Past the Popcorn provides South King Media with exclusive reviews of Theatrical and Home Video entertainment. We aim to dig just a little deeper than the surface of what we watch.
There is little debate that the original Jurassic Park film from 1993 is a genuine classic, but that its sequels left something to be desired. Then along came 2015’s Jurassic World which restored some of the original film’s magic, mostly by returning the franchise to its theme-park-gone-haywire roots. What was scary about those films is that they brought the dinosaurs into our world, whereas the first two sequels sent humans into the dinosaur’s domain of the abandoned island. Now comes Jurassic World: Fallen Kingdom, a sequel that cannot return to the theme park because it would be far too implausible to have another park open after not one, but two deadly disasters. What Fallen Kingdom does do that works, though, is stick with the idea of the dinosaurs being brought into our world rather than us into ours, and the result is another tension-filled, edge-of-your-seat thrill ride.
It has been a few years since the disaster at the Jurassic World theme park, and ever since the dinosaurs have been roaming free on the island of Isla Nublar. A long-dormant volcano on the island has become active, though, threatening to extinguish dinosaurs from the face of the Earth for a second time. The debate rages in Washington over whether or not these cloned creatures are entitled to the same protection as other endangered species, but a reclusive billionaire has come up with a plan. He owns an island (sound familiar?) that is completely shielded from the rest of the world where the dinosaurs could thrive without endangering the human race. But first, he must send a team in to rescue the animals from Isla Nublar before the island destroys itself.
For his expedition, he recruits Bryce Dallas Howard’s Claire Dearing because of her familiarity with the island and Chris Pratt’s Owen Grady because of his unique bond with one of the island’s most ferocious carnivores: the Velociraptor named Blue. Almost immediately upon returning to the island, Claire and Owen learn that there are more nefarious plans at work and they soon find themselves stowing away on a ship transporting the animals to the mainland like Noah’s Ark. Upon returning, they get caught up in a mansion-set survival story eerily similar to the plot of the original Resident Evil video game; or, more fittingly, the Resident Evil-inspired, dinosaur-filled Dino Crisis.
The video game comparison is apt because Jurassic World: Fallen Kingdom is a roller-coaster ride that runs from one set piece to another, pausing briefly in between for a few cut-scenes worth of exposition. And the movie is at its best when it is going all-out. The volcano eruption sequence that has been the centerpiece of the film’s marketing campaign delivers strongly on its promise and then some. From the moment the tables turn on our leads right up through their narrow escape from the natural disaster, the movie keeps energy flowing and butts on the edges of seats.

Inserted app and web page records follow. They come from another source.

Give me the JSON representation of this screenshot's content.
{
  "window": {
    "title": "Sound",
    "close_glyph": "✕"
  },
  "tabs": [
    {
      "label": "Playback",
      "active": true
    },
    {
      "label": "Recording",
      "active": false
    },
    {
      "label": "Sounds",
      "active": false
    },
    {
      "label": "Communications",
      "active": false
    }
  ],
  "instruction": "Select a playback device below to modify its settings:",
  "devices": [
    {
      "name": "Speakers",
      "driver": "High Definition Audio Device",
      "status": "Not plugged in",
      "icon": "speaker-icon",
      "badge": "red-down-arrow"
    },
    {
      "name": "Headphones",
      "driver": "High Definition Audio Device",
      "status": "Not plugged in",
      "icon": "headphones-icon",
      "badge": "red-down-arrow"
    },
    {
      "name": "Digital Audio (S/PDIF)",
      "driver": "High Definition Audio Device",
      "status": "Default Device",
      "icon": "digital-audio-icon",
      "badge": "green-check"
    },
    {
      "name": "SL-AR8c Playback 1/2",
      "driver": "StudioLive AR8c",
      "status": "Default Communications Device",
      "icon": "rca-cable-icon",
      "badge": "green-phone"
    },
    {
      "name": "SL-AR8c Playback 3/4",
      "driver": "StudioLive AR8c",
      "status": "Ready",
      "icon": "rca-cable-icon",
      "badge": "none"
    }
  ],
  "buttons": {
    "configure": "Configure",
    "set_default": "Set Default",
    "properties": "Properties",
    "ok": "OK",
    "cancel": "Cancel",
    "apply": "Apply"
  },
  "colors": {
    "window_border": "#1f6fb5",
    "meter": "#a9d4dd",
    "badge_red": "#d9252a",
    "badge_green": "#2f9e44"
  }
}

The second half of the film, taking place in a giant mansion with hidden elevators and secrets, is thrilling because it is something we have not yet seen in the Jurassic Park franchise. This is the most human location—a home, even if an excessively large one—that the franchise has thrown the dinosaurs into, not counting the tacked-on ending of Lost World. The extended sequence may feature the best blend of horror and action elements since the power bunker and kitchen sequences in the original film. The film does have its fair share cheesy moments that inspire unintended laughter at times, and some of the expositional scenes run on a little too long; but for the most part it moves well and keeps the tension heightened.
Director J.A. Bayona is a newcomer to the franchise and his filmography suggests he is a perfect fit, having already directed horror (The Orphanage), a disaster movie (The Impossible), and a movie with a giant monster (A Monster Calls). He brings all of those elements together in Fallen Kingdom, while also addressing moralistic questions such as the threat of genetic engineering and the question of whether clones are owed the same rights as natural-born life forms. He is also very clearly a movie buff as this film is loaded with obvious references to classics such as Vertigo, The Shining, and of course, the original Jurassic Park. It may be time to put the young kid hiding in a cabinet but unable to close the door reference to bed, though, because it is starting to wear out its welcome.
Jurassic Park: Fallen Kingdom is a rare sequel that actually builds upon the world of the original rather than simply copying it on a larger scale. It is also maybe the first movie in this franchise that concludes leaving us with a genuine appetite—not just for another sequel, but to see where this particular story can go. That is something every franchise film should aspire to.
Fallen Kingdom opens today at the AMC Kent Station 14, the AMC Southcenter 16, the Century Federal Way, and the Landing Stadium 14 in Renton.